This leads to the eternal historical yearning for all of the sources we could possibly imagine.  We can, and usually do, wish with all our souls that we had more sources.  We want access to everything from the library of Alexandria, more about Catullus’ book(s?) of poetry, Cicero’s complete works, the complete Peutinger table (Spain and Britain are lost form the surviving copy), the whole Forma Urbis Romae.  But alas, what we have is irrefutably incomplete, somewhat corrupted, and quite scattered.

What is interesting, therefore, is how we piece the fragments of the ancient world (physically) together.  What makes it doubly exciting and worthwhile is the fact that we are still living in the same physical world the Romans did!  Earth hasn’t really changed that much.  For example, with the city of Rome, we combine the textual descriptions (everything from description of the triumphal march to the locations of the Subura), surviving artifacts (like the Forma Urbis Romae), and any other obscure reference to try to get a complete picture.  We also have to work in the chronological evolution of the city- the textual descriptions may come from the Republic and the maps from the Empire.  In part II (the next post), I will explore this integration further and share some REALLY great virtual reconstruction projects.
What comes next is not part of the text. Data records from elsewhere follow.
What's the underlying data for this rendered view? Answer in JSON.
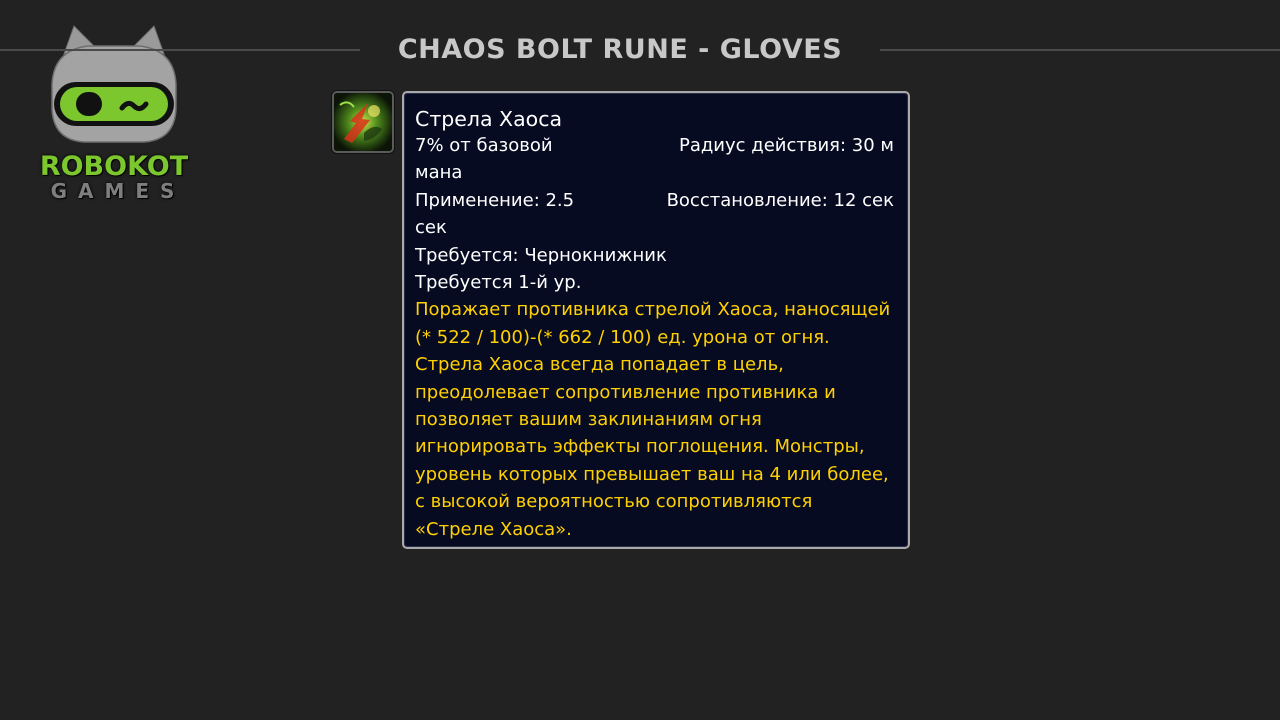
{
  "header": {
    "title": "CHAOS BOLT RUNE - GLOVES"
  },
  "logo": {
    "word1": "ROBOKOT",
    "word2": "GAMES",
    "colors": {
      "accent": "#7cc62e",
      "head": "#9a9a9a"
    }
  },
  "spell": {
    "icon": "chaos-bolt-icon",
    "tooltip": {
      "name": "Стрела Хаоса",
      "cost": "7% от базовой мана",
      "range": "Радиус действия: 30 м",
      "cast": "Применение: 2.5 сек",
      "cooldown": "Восстановление: 12 сек",
      "requires_class": "Требуется: Чернокнижник",
      "requires_level": "Требуется 1-й ур.",
      "description": "Поражает противника стрелой Хаоса, наносящей (* 522 / 100)-(* 662 / 100) ед. урона от огня. Стрела Хаоса всегда попадает в цель, преодолевает сопротивление противника и позволяет вашим заклинаниям огня игнорировать эффекты поглощения. Монстры, уровень которых превышает ваш на 4 или более, с высокой вероятностью сопротивляются «Стреле Хаоса»."
    }
  },
  "colors": {
    "background": "#222222",
    "tooltip_bg": "#070b22",
    "tooltip_border": "#a9a9a9",
    "description": "#ffd100"
  }
}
Some source notes:  This was my google post.  I used it to begin a search for “ancient cartography,” in quotations so I could find the exact phrase, hopefully in some titles, articles, or pages related to the subject.  The article by James Muhly was a link in the first page of results, and was through the University of Pennsylvania’s Archaeology and Anthropology periodical, Expedition.  Lots of cool stuff there, if you’re looking.   The Peutinger Table and Forma Urbis Romae were also found using general google searches, with the operator site:edu.  The general google search for “ancient cartography” also brought me to the U Chicago book with the O.A.W. Dilke piece.  Of course, because of Google’s tracking habits and compulsion for predicting intent, my search results are probably different than yours.  In these searches, I also stumbled upon something called “the ancient world wide web,” a now defunct archive which lists some other sources I explored and may have irreverently referenced.  For some of the other preliminary research, I used dmoz and ipl2. All these sources were from respected institutions of higher learning, and the two authors do not present any red flags in searches and references.  They are both respected Classicists specializing in maps.  How awesome